WHAT THIS TASK INVOLVES:
In the records below, some lines contain the word "veronica". Copy each of them.

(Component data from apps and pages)

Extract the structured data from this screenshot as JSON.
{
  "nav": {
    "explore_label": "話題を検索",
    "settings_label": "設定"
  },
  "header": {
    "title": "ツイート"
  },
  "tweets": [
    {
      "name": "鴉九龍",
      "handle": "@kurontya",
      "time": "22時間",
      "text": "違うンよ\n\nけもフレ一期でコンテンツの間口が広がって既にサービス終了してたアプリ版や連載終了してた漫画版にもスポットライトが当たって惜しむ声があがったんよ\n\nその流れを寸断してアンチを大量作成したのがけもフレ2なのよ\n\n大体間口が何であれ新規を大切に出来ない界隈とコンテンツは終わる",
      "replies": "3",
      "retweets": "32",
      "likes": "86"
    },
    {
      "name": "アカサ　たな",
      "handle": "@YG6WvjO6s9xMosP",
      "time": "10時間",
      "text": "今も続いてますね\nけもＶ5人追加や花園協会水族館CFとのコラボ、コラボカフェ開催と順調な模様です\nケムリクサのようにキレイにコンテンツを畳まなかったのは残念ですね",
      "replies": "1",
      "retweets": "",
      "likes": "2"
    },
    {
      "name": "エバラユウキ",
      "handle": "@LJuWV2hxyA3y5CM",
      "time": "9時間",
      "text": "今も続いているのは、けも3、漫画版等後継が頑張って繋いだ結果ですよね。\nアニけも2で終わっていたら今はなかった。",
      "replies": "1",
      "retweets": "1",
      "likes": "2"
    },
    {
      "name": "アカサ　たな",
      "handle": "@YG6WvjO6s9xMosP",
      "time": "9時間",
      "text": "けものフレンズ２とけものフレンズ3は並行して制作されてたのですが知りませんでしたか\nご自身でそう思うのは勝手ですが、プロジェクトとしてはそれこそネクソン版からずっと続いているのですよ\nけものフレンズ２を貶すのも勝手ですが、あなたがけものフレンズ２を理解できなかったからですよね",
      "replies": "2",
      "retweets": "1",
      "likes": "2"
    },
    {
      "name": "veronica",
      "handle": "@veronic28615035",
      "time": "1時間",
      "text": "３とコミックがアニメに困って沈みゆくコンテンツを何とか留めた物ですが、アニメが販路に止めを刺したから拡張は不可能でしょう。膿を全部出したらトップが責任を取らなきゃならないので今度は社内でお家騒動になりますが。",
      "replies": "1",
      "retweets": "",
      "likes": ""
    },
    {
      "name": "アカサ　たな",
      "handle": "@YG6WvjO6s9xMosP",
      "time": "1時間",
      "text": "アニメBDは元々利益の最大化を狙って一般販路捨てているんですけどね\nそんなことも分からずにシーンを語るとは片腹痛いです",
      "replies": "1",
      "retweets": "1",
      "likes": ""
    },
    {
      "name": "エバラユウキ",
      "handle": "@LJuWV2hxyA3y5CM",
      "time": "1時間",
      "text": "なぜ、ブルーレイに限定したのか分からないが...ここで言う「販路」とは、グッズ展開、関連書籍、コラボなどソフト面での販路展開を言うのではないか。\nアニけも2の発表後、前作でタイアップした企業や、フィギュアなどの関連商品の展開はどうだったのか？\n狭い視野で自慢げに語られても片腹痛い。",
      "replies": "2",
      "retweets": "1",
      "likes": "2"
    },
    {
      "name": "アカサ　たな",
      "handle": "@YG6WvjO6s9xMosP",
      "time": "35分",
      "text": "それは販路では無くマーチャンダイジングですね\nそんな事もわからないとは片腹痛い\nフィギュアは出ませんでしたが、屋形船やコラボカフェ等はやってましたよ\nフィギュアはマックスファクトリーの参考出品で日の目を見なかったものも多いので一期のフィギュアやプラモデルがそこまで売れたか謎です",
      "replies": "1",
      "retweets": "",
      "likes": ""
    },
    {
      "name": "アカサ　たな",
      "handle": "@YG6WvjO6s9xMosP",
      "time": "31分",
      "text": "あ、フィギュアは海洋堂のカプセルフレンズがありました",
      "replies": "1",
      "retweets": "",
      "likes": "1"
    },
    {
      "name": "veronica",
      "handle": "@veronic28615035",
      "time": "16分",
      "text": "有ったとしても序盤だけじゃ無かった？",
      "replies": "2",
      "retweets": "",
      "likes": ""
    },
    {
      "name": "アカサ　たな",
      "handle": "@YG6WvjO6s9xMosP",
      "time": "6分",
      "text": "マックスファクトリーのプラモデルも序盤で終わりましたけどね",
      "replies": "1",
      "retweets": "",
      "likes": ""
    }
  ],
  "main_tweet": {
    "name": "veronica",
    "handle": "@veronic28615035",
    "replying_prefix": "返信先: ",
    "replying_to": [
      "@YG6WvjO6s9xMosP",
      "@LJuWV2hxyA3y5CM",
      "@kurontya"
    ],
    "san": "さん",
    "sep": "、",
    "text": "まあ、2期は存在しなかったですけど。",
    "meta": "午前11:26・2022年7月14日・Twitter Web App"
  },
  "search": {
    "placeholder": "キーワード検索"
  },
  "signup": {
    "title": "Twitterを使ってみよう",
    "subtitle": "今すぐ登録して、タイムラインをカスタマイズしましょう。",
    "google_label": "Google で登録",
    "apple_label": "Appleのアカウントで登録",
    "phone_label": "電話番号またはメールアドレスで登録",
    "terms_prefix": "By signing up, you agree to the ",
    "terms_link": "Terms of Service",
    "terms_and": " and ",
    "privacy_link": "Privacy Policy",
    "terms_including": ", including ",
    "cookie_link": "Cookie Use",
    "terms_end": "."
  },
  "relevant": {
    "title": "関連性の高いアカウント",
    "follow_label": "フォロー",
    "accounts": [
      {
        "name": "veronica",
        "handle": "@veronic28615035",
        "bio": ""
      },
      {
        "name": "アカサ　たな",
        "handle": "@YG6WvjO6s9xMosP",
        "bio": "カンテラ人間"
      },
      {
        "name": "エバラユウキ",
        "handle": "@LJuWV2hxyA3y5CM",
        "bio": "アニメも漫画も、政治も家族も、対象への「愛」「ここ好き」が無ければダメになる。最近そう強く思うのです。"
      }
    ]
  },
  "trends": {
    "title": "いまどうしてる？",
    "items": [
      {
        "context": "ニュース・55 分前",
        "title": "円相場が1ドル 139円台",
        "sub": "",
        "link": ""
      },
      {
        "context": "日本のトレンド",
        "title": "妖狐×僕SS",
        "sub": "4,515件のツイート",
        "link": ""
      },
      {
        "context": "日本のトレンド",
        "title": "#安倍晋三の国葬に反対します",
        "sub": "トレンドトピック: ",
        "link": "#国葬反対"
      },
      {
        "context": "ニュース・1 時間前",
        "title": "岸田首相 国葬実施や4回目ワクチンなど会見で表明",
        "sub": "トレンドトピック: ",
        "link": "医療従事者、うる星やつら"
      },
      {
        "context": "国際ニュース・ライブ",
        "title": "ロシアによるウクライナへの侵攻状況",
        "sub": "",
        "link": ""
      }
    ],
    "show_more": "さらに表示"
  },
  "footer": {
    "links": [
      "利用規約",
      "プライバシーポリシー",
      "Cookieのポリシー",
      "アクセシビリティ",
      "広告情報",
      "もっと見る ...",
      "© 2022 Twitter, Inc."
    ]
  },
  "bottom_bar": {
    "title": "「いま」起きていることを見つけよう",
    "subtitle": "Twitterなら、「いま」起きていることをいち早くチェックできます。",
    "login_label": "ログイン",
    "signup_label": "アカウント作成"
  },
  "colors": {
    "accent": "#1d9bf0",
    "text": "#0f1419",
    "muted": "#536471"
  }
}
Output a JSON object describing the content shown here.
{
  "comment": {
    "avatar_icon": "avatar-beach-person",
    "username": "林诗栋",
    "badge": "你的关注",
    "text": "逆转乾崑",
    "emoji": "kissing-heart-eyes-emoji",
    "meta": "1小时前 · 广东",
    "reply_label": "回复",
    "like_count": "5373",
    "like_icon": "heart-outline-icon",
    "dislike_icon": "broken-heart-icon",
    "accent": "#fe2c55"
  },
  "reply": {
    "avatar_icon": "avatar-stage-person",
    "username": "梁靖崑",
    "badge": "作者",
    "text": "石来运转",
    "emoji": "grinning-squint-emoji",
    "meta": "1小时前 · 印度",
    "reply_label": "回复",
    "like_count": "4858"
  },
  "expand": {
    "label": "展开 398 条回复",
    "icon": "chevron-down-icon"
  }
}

OUTPUT BELOW:
      "name": "veronica",
      "name": "veronica",
    "name": "veronica",
        "name": "veronica",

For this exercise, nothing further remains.